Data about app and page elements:
■ ■ ■

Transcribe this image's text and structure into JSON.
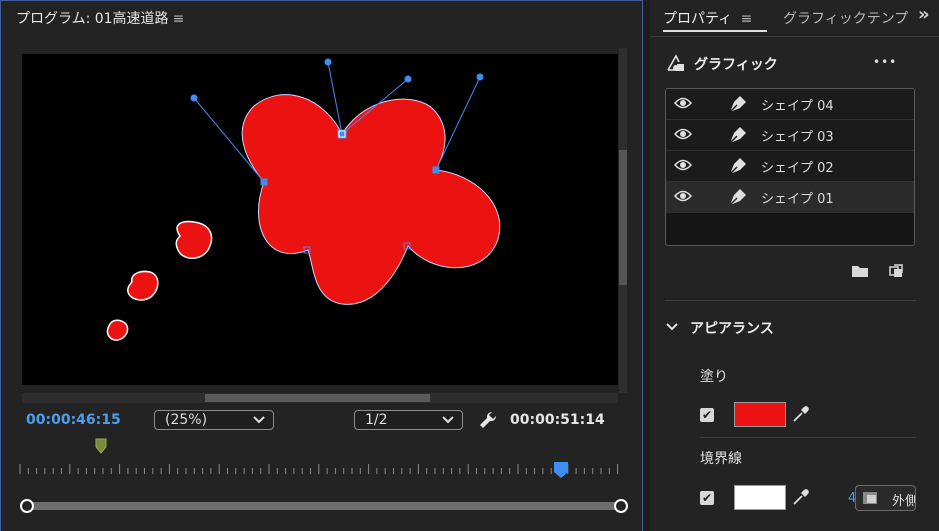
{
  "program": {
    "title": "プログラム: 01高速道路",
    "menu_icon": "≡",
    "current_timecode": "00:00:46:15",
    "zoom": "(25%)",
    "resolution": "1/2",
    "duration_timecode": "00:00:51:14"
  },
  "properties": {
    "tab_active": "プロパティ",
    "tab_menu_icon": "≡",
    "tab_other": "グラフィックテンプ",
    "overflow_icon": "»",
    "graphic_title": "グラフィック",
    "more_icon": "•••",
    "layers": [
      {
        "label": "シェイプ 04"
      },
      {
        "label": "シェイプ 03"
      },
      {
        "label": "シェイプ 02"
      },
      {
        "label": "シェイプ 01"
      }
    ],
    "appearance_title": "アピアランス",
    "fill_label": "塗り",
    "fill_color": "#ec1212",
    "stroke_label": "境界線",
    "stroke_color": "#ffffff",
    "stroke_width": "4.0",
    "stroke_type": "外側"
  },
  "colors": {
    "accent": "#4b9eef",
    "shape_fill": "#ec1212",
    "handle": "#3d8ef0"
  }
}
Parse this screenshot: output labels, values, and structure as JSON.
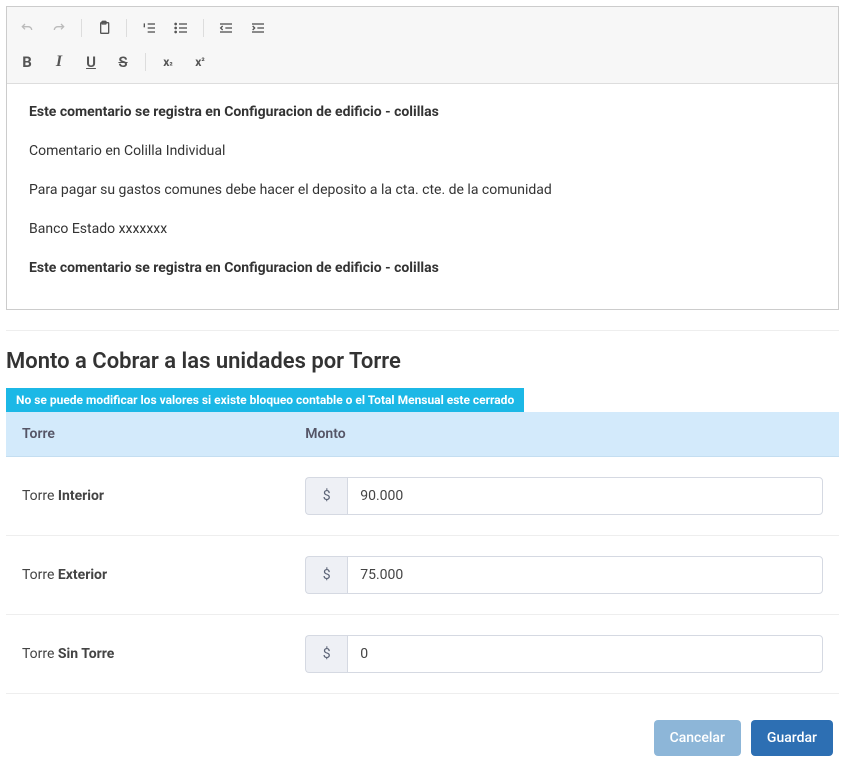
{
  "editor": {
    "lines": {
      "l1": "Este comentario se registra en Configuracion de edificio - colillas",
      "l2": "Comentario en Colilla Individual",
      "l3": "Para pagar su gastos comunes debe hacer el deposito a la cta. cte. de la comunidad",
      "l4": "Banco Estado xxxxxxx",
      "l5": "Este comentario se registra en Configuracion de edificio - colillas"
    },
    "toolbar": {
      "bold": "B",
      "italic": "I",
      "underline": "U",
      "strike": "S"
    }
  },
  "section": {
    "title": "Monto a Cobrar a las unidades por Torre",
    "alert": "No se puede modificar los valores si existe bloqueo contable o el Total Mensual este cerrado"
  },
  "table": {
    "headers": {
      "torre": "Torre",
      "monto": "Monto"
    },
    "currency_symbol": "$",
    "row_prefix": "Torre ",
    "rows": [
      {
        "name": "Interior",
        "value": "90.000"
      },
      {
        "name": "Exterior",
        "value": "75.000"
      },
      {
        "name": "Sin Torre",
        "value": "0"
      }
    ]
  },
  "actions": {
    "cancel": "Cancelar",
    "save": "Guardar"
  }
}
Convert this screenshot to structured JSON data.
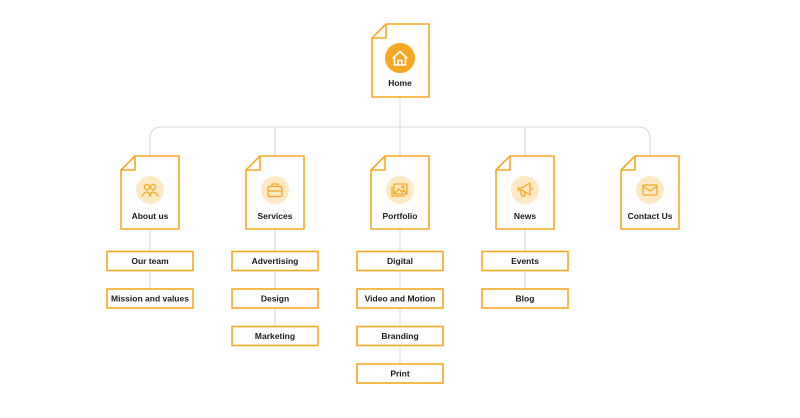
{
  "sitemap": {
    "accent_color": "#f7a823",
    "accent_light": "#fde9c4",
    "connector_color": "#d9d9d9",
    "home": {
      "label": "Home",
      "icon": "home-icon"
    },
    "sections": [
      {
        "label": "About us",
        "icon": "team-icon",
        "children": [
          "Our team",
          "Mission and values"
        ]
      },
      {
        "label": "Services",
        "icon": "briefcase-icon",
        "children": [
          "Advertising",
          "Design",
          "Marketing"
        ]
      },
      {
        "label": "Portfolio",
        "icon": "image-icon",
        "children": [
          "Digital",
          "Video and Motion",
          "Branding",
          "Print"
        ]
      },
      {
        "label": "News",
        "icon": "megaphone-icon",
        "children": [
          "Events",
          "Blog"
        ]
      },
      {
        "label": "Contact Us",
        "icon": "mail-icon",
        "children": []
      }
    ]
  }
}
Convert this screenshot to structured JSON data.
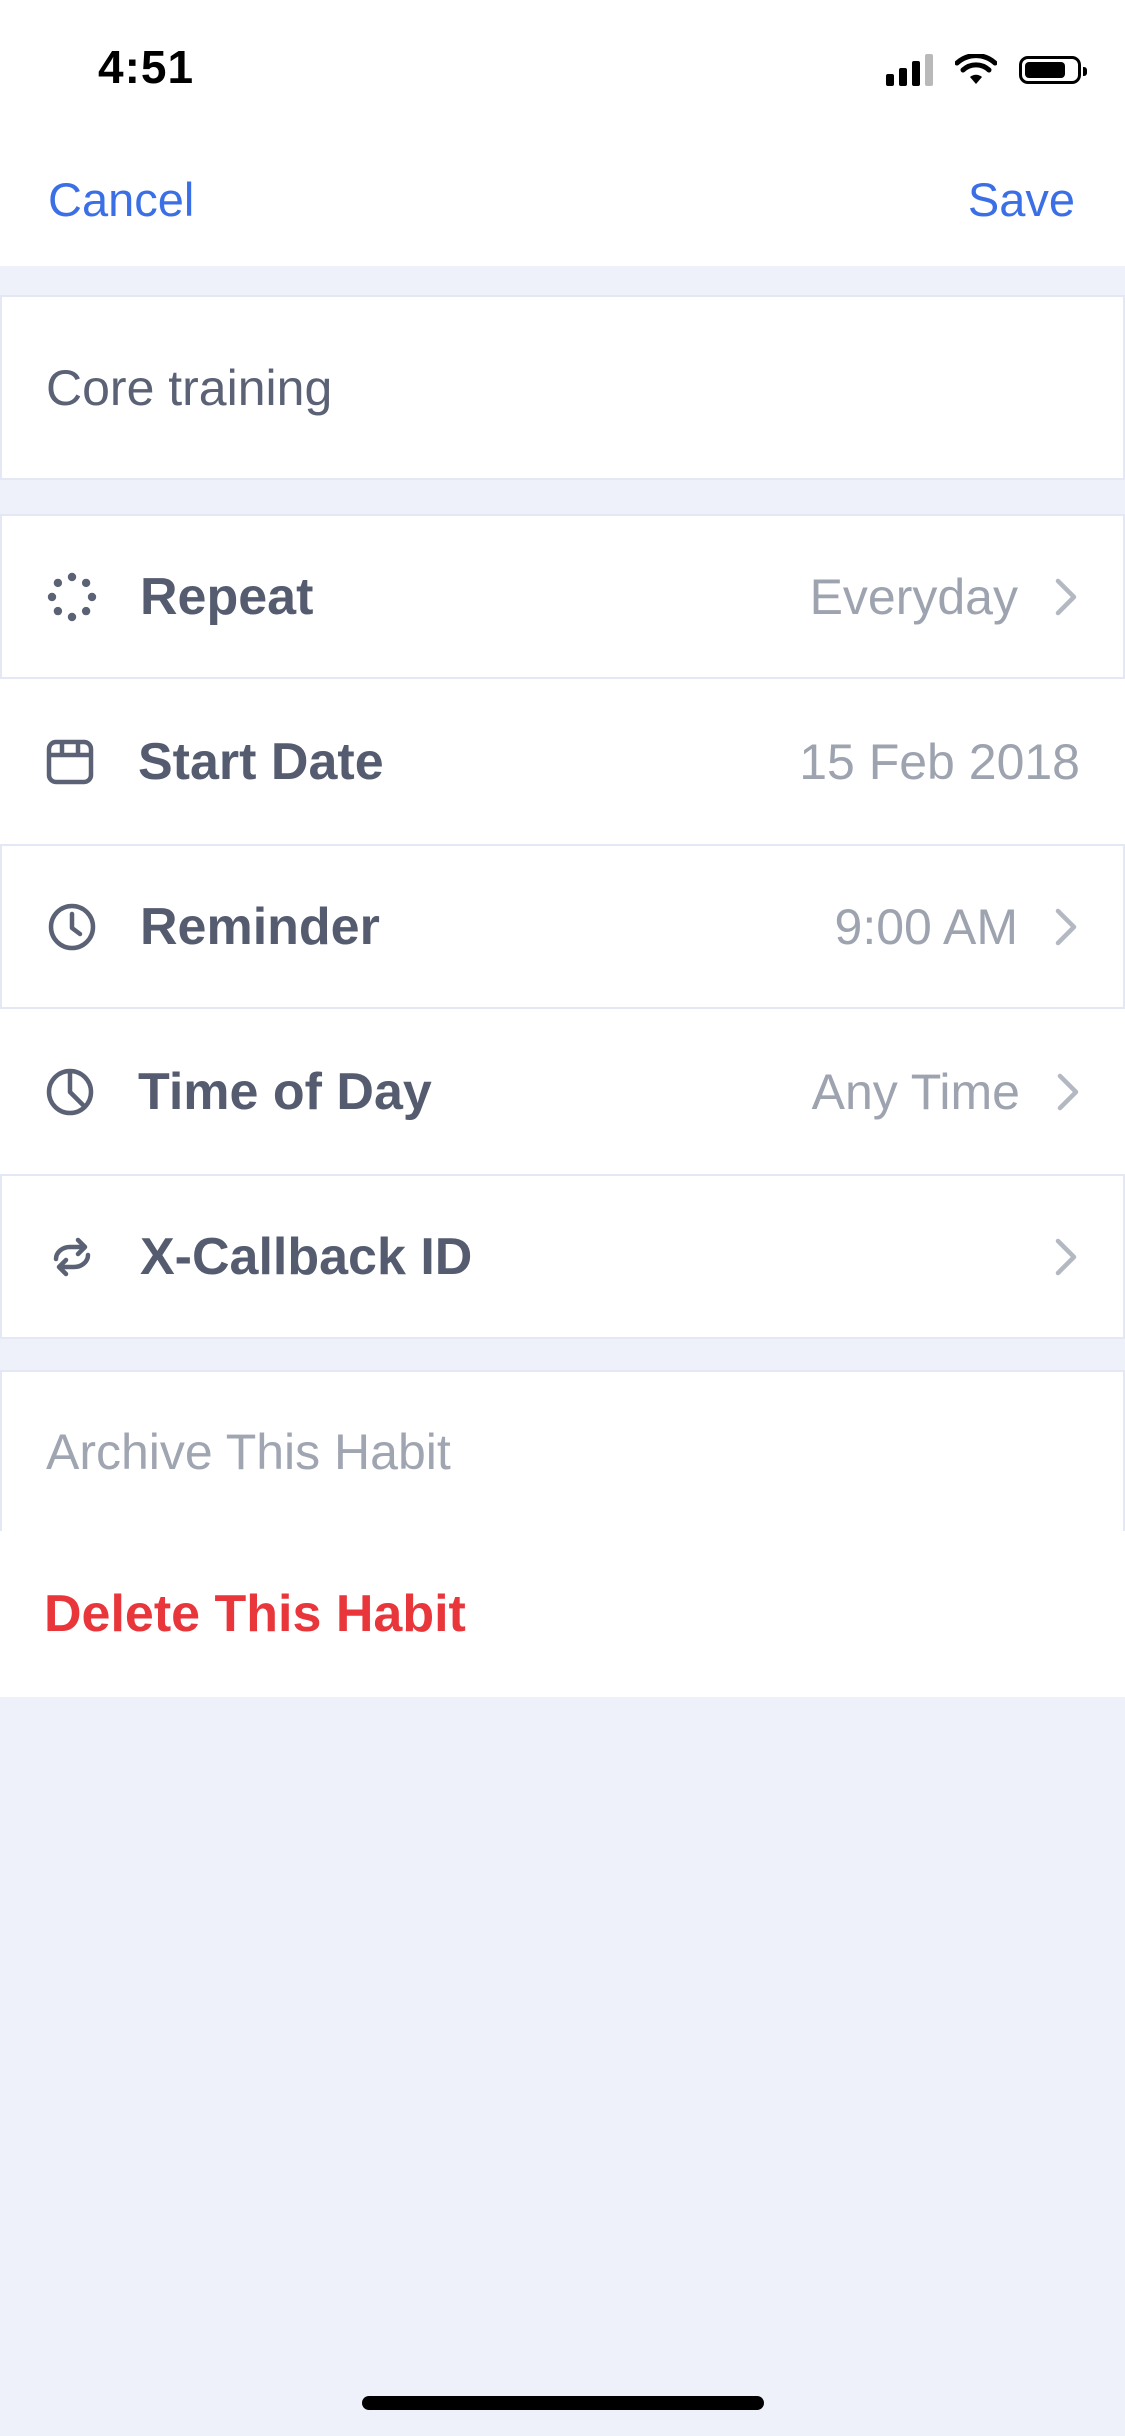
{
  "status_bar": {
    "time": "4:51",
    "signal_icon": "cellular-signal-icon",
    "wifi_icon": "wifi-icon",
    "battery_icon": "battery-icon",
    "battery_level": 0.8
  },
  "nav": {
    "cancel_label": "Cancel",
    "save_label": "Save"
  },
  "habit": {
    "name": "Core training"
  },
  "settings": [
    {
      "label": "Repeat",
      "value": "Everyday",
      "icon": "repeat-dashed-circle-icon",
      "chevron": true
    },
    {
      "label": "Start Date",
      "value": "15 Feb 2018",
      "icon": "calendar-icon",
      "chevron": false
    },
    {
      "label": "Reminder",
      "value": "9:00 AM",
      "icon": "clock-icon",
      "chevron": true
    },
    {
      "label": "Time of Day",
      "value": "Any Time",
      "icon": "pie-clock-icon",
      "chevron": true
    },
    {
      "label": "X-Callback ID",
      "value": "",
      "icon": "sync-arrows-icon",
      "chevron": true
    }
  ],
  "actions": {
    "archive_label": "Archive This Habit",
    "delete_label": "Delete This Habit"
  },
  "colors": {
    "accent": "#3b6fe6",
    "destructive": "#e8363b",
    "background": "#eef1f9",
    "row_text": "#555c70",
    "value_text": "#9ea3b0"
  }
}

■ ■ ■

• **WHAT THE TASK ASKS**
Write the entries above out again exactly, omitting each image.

• **EXERCISE RESPONSE**
Transcribe this image's text and structure into JSON.
{
  "program": {
    "title": "プログラム: 01高速道路",
    "menu_icon": "≡",
    "current_timecode": "00:00:46:15",
    "zoom": "(25%)",
    "resolution": "1/2",
    "duration_timecode": "00:00:51:14"
  },
  "properties": {
    "tab_active": "プロパティ",
    "tab_menu_icon": "≡",
    "tab_other": "グラフィックテンプ",
    "overflow_icon": "»",
    "graphic_title": "グラフィック",
    "more_icon": "•••",
    "layers": [
      {
        "label": "シェイプ 04"
      },
      {
        "label": "シェイプ 03"
      },
      {
        "label": "シェイプ 02"
      },
      {
        "label": "シェイプ 01"
      }
    ],
    "appearance_title": "アピアランス",
    "fill_label": "塗り",
    "fill_color": "#ec1212",
    "stroke_label": "境界線",
    "stroke_color": "#ffffff",
    "stroke_width": "4.0",
    "stroke_type": "外側"
  },
  "colors": {
    "accent": "#4b9eef",
    "shape_fill": "#ec1212",
    "handle": "#3d8ef0"
  }
}
Parse this screenshot: output labels, values, and structure as JSON.
{
  "editor": {
    "lines": {
      "l1": "Este comentario se registra en Configuracion de edificio - colillas",
      "l2": "Comentario en Colilla Individual",
      "l3": "Para pagar su gastos comunes debe hacer el deposito a la cta. cte. de la comunidad",
      "l4": "Banco Estado xxxxxxx",
      "l5": "Este comentario se registra en Configuracion de edificio - colillas"
    },
    "toolbar": {
      "bold": "B",
      "italic": "I",
      "underline": "U",
      "strike": "S"
    }
  },
  "section": {
    "title": "Monto a Cobrar a las unidades por Torre",
    "alert": "No se puede modificar los valores si existe bloqueo contable o el Total Mensual este cerrado"
  },
  "table": {
    "headers": {
      "torre": "Torre",
      "monto": "Monto"
    },
    "currency_symbol": "$",
    "row_prefix": "Torre ",
    "rows": [
      {
        "name": "Interior",
        "value": "90.000"
      },
      {
        "name": "Exterior",
        "value": "75.000"
      },
      {
        "name": "Sin Torre",
        "value": "0"
      }
    ]
  },
  "actions": {
    "cancel": "Cancelar",
    "save": "Guardar"
  }
}
Convert this screenshot to structured JSON data.
{
  "sitemap": {
    "accent_color": "#f7a823",
    "accent_light": "#fde9c4",
    "connector_color": "#d9d9d9",
    "home": {
      "label": "Home",
      "icon": "home-icon"
    },
    "sections": [
      {
        "label": "About us",
        "icon": "team-icon",
        "children": [
          "Our team",
          "Mission and values"
        ]
      },
      {
        "label": "Services",
        "icon": "briefcase-icon",
        "children": [
          "Advertising",
          "Design",
          "Marketing"
        ]
      },
      {
        "label": "Portfolio",
        "icon": "image-icon",
        "children": [
          "Digital",
          "Video and Motion",
          "Branding",
          "Print"
        ]
      },
      {
        "label": "News",
        "icon": "megaphone-icon",
        "children": [
          "Events",
          "Blog"
        ]
      },
      {
        "label": "Contact Us",
        "icon": "mail-icon",
        "children": []
      }
    ]
  }
}
Convert this screenshot to structured JSON data.
{
  "status_bar": {
    "time": "4:51",
    "signal_icon": "cellular-signal-icon",
    "wifi_icon": "wifi-icon",
    "battery_icon": "battery-icon",
    "battery_level": 0.8
  },
  "nav": {
    "cancel_label": "Cancel",
    "save_label": "Save"
  },
  "habit": {
    "name": "Core training"
  },
  "settings": [
    {
      "label": "Repeat",
      "value": "Everyday",
      "icon": "repeat-dashed-circle-icon",
      "chevron": true
    },
    {
      "label": "Start Date",
      "value": "15 Feb 2018",
      "icon": "calendar-icon",
      "chevron": false
    },
    {
      "label": "Reminder",
      "value": "9:00 AM",
      "icon": "clock-icon",
      "chevron": true
    },
    {
      "label": "Time of Day",
      "value": "Any Time",
      "icon": "pie-clock-icon",
      "chevron": true
    },
    {
      "label": "X-Callback ID",
      "value": "",
      "icon": "sync-arrows-icon",
      "chevron": true
    }
  ],
  "actions": {
    "archive_label": "Archive This Habit",
    "delete_label": "Delete This Habit"
  },
  "colors": {
    "accent": "#3b6fe6",
    "destructive": "#e8363b",
    "background": "#eef1f9",
    "row_text": "#555c70",
    "value_text": "#9ea3b0"
  }
}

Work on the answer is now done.